*** Data for processing
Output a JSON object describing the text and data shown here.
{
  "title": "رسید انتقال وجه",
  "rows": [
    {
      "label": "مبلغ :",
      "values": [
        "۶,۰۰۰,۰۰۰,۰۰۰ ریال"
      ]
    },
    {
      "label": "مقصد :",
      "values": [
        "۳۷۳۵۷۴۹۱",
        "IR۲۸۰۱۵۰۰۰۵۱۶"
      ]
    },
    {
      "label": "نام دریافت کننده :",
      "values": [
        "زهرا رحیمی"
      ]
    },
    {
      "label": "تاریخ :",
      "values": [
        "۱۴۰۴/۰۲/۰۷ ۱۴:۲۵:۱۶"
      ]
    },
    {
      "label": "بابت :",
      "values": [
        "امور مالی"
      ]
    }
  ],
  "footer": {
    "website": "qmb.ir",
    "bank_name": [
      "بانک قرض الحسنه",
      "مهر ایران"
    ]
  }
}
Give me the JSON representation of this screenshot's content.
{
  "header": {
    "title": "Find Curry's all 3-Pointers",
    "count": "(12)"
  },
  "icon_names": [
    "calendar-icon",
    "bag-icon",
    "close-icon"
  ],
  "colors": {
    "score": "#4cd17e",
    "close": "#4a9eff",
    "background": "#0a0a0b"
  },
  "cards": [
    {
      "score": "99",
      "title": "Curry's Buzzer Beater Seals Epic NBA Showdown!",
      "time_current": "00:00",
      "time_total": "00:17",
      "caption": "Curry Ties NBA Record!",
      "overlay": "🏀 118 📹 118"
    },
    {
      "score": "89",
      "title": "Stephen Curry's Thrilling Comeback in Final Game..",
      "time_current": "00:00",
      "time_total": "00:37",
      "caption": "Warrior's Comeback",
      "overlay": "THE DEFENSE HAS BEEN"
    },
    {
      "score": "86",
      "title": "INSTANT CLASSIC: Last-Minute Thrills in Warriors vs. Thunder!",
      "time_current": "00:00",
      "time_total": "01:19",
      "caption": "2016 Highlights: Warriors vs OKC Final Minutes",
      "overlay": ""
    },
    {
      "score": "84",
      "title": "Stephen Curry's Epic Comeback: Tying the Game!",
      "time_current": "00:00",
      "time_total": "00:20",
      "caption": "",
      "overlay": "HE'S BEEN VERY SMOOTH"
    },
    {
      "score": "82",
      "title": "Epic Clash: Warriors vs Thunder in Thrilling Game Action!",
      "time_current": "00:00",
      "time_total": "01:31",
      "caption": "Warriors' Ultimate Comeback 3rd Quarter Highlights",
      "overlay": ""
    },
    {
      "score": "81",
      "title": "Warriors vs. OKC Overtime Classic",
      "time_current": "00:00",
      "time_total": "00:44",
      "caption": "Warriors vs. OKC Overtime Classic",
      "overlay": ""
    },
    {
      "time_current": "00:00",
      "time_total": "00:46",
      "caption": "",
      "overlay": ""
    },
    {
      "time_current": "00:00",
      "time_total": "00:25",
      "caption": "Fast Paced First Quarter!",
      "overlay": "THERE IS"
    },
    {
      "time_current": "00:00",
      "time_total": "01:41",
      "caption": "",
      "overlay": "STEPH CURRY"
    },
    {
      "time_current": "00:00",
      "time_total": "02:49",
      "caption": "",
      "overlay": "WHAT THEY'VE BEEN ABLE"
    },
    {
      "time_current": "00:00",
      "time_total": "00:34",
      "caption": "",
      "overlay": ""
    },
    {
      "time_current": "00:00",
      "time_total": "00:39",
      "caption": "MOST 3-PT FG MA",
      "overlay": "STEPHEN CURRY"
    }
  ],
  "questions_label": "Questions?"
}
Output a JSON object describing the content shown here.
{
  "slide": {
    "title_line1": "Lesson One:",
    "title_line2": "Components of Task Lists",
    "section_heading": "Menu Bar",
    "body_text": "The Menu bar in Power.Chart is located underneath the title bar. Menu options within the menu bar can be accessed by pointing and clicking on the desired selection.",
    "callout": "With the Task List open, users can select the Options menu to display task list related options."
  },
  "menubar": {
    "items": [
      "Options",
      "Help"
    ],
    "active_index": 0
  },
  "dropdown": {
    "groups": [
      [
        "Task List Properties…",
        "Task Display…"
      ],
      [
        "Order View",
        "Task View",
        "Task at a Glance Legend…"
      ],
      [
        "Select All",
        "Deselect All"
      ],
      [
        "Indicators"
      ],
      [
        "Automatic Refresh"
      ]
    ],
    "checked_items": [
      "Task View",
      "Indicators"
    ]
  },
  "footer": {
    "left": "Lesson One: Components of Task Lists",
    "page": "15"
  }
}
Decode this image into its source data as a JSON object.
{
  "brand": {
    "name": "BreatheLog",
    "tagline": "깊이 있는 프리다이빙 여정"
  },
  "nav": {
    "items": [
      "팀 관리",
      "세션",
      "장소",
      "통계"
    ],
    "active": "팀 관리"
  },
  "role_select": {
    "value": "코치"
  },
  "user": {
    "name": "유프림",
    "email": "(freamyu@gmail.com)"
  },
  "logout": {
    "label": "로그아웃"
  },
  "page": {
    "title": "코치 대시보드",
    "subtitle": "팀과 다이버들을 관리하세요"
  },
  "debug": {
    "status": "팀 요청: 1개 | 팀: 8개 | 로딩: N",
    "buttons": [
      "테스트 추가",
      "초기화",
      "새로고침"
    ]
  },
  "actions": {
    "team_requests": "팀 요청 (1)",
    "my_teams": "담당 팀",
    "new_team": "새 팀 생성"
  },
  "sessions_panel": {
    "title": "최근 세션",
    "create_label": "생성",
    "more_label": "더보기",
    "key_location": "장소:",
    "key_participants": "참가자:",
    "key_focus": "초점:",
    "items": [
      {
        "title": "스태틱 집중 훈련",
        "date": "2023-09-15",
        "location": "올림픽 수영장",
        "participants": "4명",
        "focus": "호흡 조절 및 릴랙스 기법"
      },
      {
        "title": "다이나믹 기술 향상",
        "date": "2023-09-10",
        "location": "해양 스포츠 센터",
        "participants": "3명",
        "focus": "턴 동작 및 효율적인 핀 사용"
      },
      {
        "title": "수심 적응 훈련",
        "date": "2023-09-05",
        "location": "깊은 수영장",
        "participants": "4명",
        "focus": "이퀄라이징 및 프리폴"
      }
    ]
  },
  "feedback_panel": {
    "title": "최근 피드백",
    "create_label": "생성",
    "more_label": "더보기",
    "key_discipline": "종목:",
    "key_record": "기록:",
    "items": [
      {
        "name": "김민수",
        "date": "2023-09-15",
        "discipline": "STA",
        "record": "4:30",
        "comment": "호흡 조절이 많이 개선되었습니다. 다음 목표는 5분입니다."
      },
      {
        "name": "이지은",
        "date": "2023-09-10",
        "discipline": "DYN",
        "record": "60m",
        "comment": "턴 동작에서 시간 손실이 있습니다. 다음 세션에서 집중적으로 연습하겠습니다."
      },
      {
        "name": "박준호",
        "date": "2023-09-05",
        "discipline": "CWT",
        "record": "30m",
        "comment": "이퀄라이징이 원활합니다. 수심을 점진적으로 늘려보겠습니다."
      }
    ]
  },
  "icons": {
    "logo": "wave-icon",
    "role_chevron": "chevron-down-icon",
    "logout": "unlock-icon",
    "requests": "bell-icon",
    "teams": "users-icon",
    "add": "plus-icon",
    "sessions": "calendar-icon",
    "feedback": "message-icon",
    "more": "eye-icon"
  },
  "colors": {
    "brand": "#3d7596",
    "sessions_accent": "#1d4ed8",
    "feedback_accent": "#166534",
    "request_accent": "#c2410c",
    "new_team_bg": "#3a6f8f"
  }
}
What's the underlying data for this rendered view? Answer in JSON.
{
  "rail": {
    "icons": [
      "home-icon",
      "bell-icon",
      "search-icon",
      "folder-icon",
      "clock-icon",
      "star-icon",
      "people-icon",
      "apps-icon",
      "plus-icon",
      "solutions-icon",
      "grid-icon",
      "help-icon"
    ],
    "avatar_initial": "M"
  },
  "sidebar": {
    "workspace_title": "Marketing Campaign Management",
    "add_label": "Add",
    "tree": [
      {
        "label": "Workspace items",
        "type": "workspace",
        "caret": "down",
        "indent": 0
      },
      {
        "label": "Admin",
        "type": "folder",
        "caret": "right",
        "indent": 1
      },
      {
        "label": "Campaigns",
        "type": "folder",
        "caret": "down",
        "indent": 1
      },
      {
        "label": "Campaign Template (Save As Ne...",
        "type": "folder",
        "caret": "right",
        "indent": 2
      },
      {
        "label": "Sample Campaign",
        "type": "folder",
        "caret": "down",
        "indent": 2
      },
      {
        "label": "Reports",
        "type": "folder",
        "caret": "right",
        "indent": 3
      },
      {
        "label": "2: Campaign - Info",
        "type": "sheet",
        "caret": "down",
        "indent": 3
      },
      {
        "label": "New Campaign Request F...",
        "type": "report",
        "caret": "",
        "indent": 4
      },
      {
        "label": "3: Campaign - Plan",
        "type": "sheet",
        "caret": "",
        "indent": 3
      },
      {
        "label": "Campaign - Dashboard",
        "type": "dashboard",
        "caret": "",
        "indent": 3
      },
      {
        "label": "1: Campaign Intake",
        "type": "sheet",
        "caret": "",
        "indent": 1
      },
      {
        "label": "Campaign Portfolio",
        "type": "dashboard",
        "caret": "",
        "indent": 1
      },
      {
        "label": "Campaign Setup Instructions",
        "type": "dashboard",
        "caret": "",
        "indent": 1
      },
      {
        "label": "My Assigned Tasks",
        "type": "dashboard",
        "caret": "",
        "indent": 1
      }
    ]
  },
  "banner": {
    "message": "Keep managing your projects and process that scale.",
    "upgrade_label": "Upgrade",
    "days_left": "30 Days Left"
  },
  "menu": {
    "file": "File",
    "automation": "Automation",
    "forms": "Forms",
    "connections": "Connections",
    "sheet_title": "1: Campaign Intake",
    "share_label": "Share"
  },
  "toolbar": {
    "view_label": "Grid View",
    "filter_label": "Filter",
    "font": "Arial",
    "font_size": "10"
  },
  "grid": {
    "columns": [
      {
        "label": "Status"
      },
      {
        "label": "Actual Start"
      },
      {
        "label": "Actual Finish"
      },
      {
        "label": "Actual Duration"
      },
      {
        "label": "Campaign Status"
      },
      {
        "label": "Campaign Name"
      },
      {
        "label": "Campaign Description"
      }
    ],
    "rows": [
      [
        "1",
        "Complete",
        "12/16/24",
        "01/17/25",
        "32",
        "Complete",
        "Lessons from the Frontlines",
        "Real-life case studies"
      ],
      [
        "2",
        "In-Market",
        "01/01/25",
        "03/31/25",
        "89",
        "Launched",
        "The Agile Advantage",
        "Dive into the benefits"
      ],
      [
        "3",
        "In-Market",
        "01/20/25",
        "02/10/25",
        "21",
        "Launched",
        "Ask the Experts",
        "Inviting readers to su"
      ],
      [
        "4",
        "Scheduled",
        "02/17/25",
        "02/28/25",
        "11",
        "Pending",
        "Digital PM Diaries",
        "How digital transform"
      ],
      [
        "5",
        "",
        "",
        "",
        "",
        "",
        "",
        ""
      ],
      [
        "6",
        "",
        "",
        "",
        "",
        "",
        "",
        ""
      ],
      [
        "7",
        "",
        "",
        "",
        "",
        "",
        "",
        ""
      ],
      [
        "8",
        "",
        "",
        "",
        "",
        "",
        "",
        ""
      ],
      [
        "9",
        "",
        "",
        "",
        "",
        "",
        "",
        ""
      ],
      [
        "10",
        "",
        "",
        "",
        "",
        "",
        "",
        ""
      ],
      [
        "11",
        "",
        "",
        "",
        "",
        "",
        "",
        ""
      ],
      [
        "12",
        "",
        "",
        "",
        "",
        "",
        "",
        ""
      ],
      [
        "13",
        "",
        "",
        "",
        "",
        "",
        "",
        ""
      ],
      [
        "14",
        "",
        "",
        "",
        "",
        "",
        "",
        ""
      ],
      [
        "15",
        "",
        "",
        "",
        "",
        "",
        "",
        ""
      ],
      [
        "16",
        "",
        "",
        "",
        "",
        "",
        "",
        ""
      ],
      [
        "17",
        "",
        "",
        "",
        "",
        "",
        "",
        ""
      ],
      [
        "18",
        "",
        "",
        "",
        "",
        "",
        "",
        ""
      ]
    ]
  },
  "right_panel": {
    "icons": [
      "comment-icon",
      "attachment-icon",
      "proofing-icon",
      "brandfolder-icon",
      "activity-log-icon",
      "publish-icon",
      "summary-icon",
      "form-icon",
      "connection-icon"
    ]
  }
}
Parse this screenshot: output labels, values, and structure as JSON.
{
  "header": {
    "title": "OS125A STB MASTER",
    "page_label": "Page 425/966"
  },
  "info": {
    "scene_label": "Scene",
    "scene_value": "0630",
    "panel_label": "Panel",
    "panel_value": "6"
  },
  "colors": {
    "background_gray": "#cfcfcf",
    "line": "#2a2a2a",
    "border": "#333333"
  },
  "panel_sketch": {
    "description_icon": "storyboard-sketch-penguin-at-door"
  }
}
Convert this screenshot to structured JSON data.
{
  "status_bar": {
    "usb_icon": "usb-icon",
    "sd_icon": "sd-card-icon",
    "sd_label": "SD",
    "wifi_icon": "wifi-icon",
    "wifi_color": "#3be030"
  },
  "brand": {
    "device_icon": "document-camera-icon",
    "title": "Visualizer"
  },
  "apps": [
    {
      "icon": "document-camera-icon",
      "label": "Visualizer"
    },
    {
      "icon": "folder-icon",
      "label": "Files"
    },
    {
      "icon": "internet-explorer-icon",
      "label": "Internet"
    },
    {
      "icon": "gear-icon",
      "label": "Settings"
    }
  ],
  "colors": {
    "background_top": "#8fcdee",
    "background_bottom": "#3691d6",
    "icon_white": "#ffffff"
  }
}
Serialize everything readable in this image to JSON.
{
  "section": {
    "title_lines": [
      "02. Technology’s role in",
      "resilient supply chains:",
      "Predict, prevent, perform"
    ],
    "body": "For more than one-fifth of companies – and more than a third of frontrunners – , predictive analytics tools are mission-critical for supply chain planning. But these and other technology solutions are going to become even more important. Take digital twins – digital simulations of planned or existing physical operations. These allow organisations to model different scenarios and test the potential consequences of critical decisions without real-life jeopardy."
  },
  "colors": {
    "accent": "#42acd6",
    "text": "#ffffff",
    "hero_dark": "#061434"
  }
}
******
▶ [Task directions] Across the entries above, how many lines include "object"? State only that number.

▶ [Answer box] 3